© Colchester County Fire Emergency Calls
The Walton Wharf went up in flames Aug. 9.
Justin Shrum will serve an 18-month conditional sentence for allowing a small bonfire to spread out of control and destroy the Walton wharf.
In accepting a joint recommendation, Judge Claudine MacDonald ordered Shrum to serve two concurrent conditional sentences in the community. In addition to serving a three-tiered, 18-month sentence for the mischief charge that Shrum pleaded guilty to in relation to the burning of the Walton wharf, Shrum was also ordered to serve a 30-day conditional sentence for an unrelated assault charge.
Crown attorney Bill Fergusson told the court the recommended 18-month conditional sentence would be divided into six months of house arrest, six months on a 10 p.m. to 6 a.m. curfew and a continued ban on non-prescription drug use and alcohol consumption in the last six months.
Fergusson said Shrum was drinking at the Walton pier with friends the night the wharf burned. He said Shurm left a small fire unattended and it eventually spread to the creosote-coated wharf, which went up in flames late in the eveningon Aug. 9, 2012.
Some locals informed police they saw, or heard, Shrum leaving the pier the night of the fire but, Fergusson said, the lesser charge of mischief was more appropriate than arson in this case as it is not clear if Shrum intended for the fire to spread to the wharf.
Considering Shrum’s criminal record, which includes convictions for driving while disqualified, impaired driving, breach of probation and mischief, Fergusson said Shrum is lucky his careless actions did not land him in jail this time.
Fergusson said the community was deeply upset by the burning of the wharf, and it’d be nice if some form of restitution could be paid. However, it was noted in court that Shrum is unable to do so.

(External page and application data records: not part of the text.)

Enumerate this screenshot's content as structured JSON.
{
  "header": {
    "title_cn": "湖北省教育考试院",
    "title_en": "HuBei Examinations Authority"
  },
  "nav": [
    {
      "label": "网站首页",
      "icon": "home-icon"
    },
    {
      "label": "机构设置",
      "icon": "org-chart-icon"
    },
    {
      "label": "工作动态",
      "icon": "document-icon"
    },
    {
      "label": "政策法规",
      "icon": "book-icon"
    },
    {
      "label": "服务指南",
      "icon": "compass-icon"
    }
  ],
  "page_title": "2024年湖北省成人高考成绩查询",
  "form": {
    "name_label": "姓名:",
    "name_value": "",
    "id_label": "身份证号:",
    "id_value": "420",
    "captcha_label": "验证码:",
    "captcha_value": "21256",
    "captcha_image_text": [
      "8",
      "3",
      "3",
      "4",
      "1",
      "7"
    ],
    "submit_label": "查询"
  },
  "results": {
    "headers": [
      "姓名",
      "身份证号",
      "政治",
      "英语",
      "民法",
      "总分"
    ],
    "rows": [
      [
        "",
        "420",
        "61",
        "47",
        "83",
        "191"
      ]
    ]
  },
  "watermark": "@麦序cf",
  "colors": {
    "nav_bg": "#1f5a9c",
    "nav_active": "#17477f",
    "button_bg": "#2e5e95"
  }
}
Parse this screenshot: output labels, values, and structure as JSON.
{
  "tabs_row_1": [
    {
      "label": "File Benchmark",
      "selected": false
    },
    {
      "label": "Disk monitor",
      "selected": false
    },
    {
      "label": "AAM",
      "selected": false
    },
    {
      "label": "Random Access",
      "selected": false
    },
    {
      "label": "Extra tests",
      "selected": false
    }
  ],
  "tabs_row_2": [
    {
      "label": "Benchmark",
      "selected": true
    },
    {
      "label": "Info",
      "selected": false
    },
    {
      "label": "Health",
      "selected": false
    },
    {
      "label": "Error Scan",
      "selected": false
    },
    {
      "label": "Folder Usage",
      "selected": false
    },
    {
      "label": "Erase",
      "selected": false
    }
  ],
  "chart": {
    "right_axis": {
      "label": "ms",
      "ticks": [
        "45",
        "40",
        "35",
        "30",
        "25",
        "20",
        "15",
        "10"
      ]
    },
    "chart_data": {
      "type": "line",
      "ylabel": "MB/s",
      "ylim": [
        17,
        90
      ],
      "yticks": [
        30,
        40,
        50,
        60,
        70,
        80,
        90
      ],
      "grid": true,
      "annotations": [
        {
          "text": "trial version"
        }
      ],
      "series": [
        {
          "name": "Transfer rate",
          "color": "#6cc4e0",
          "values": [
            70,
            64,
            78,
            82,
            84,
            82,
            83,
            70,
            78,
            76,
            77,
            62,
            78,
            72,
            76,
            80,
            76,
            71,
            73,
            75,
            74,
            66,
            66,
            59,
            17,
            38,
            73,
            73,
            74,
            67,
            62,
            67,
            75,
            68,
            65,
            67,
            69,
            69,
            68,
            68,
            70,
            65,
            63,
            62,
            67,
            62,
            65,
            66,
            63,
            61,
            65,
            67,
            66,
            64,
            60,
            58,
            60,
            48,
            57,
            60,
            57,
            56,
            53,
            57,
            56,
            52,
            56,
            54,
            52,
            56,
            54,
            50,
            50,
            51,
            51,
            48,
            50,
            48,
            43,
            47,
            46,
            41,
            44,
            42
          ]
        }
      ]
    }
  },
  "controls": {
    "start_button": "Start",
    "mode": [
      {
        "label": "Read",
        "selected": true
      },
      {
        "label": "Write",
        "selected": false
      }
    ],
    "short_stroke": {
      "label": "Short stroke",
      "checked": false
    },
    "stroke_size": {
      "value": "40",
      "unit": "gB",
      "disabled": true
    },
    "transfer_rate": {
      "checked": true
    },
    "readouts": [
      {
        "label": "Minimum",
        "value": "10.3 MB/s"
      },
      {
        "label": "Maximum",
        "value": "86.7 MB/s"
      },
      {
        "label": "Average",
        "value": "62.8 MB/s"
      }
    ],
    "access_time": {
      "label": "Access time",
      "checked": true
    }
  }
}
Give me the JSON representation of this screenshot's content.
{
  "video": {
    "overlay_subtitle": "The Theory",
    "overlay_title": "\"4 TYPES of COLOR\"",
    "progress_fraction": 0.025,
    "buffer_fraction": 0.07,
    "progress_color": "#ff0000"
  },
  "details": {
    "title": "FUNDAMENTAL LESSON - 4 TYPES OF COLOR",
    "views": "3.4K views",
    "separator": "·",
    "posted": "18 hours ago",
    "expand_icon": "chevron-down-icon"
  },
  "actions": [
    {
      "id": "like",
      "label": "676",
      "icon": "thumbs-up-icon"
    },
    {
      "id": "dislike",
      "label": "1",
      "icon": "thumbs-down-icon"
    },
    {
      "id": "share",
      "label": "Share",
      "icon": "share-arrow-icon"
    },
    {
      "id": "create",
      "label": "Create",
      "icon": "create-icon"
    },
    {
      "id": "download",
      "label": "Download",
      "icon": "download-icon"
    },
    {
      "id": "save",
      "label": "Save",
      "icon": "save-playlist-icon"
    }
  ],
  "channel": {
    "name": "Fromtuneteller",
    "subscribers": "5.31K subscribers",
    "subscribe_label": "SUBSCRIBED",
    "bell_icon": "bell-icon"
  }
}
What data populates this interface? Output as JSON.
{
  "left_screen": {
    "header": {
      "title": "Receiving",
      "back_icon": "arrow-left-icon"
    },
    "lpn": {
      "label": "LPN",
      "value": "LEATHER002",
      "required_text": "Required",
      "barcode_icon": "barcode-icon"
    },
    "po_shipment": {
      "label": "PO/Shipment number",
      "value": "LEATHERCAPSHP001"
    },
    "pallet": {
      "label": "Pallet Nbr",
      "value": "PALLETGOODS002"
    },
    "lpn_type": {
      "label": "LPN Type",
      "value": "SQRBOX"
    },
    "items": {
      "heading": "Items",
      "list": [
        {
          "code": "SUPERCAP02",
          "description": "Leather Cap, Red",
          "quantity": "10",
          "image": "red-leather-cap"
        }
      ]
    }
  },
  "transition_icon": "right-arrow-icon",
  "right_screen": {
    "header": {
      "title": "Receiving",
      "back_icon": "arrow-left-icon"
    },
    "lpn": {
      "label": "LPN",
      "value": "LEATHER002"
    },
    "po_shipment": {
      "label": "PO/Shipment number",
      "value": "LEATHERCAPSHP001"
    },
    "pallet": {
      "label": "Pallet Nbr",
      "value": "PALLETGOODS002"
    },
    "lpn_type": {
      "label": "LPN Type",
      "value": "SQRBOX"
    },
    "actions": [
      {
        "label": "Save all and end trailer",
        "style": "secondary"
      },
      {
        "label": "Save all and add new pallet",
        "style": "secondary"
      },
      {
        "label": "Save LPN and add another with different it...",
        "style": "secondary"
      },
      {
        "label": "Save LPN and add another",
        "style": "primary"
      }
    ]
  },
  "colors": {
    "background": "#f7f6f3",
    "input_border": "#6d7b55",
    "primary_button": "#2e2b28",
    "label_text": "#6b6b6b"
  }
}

He said Shrum’s behaviour has significantly improved since he was ordered to live with his sister in Centre Burlington while the mischief matter remained before the court, and he’s been adhering to strict release conditions that include a ban on alcohol consumption.
“Everything on his record is impaired related… and that says something,” noted Fergusson, who suggested Shrum undergo alcohol abuse counselling throughout his conditional sentence.
Shrum, who is from Walton, must continue living with his sister while serving the conditional sentences.
Regarding the assault charge, Fergusson asked that Shrum be forbidden from having any contact with the man he struck on the left arm with a stick in November 2011.
Fergusson noted that Shrum has now received probation and conditional sentences, and he’s likely to receive jail time if he is convicted of another offence.
Shrum’s defence lawyer, TimPeacock, told the judge Shrum understands the consequences of his “act of recklessness,” and he was the only one of four individuals present at the initial fire to take responsibility for the burning of the wharf.
The conditions outlined in the joint recommendation state that Shrum must keep the peace and be of good behaviour, attend mental health and alcohol abuse counselling and report to a supervisor while serving the conditional sentence.
MacDonald stressed that a conditional sentence is a term of imprisonment served within the community, and Shrum will be moved to the jail in Burnside if he does not follow the strict conditions allowing for his release from custody.
MacDonald said it cost $25,000 for local fire departments to extinguish the burning wharf, and $95,000 to clear away the charred remains of the wharf. While she commended Shrum for exhibiting a “remarkable change” in his lifestyle in the past 10 months, she advised him that he could very well wind up in jail if the good behaviour does not continue.
Shrum was originally arrested for arson, along with Kelsey Moore, of Hantsport, in relation to the wharf burning on Sept. 25, 2012. Shrum was 29 when the charge was laid, and Moore was 28.
Moore pleaded not guilty, and Fergusson dropped the charges against Moore in Windsor provincial court July 8, following the conclusion of Shrum’s case, saying the Crown did not have sufficient evidence to proceed.